◆ Dataset rows describing interfaces:
.....
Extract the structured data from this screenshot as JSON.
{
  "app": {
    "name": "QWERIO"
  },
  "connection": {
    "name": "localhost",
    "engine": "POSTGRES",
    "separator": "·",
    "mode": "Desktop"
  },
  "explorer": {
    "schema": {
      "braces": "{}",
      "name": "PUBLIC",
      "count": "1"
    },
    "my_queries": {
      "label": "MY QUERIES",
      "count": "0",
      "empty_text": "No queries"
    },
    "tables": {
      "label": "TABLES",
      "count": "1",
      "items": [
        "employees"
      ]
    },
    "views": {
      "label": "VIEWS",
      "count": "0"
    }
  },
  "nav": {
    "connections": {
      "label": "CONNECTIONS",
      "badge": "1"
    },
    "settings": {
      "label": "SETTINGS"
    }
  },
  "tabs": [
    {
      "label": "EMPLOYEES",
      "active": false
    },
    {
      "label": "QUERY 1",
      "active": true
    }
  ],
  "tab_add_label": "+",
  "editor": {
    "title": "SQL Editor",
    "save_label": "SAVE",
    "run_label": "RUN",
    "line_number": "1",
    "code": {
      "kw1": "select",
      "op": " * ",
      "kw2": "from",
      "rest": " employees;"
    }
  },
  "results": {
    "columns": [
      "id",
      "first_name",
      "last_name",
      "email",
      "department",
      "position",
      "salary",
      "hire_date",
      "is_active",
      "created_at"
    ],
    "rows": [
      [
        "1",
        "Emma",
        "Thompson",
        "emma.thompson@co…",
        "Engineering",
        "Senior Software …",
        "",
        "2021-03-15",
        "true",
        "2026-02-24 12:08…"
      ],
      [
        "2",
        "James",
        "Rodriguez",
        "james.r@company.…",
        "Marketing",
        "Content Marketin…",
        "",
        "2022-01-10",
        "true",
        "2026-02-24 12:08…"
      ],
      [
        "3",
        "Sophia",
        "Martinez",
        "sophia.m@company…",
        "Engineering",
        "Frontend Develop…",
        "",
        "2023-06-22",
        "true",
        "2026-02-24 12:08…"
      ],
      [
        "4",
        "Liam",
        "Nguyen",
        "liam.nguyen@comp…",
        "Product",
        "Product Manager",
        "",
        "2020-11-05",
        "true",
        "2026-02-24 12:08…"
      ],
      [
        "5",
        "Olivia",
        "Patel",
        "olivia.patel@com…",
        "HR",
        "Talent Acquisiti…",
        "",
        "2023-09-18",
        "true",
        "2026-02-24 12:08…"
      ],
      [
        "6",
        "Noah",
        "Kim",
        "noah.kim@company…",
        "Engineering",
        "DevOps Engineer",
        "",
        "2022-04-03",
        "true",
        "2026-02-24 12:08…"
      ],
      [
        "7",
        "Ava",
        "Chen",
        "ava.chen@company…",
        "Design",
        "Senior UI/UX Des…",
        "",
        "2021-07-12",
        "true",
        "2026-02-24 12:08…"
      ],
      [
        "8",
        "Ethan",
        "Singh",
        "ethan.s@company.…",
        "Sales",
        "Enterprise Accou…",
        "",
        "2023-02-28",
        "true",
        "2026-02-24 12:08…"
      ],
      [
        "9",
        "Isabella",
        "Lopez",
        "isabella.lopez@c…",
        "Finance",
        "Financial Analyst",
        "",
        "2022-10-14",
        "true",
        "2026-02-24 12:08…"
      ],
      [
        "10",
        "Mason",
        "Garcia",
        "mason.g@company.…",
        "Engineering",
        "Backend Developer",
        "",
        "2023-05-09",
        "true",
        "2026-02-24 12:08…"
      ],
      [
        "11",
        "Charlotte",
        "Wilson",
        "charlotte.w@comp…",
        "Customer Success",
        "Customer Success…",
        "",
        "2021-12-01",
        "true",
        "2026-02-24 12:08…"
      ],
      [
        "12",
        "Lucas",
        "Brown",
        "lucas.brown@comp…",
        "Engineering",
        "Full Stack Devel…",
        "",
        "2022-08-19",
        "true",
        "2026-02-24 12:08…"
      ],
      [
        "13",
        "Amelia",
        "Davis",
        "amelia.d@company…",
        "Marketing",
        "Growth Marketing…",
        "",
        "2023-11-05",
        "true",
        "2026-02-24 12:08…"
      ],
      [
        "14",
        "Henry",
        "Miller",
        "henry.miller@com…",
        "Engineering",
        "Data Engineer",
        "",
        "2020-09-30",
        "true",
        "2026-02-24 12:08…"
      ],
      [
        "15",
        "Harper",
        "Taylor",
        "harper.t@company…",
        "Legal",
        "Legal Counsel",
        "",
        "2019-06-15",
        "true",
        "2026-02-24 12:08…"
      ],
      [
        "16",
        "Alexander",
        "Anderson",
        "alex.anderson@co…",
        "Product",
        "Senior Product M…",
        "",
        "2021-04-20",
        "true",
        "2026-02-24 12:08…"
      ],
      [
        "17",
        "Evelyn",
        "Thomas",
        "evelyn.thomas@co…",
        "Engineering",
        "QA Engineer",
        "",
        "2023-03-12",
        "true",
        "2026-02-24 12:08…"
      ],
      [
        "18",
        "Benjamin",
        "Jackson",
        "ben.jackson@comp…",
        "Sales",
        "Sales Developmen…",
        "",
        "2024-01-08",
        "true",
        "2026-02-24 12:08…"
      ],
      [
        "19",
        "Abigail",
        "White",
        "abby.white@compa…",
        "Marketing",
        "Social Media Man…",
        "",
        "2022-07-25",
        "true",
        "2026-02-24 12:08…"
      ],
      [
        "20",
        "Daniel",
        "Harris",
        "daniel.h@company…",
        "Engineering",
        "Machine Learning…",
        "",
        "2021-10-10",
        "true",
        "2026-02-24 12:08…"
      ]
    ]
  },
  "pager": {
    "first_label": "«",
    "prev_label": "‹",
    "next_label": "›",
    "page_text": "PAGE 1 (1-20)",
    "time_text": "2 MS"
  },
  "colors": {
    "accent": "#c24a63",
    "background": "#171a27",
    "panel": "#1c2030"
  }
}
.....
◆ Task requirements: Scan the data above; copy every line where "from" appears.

◆ Your response:
Extract the structured data from this screenshot as JSON.
      "kw2": "from",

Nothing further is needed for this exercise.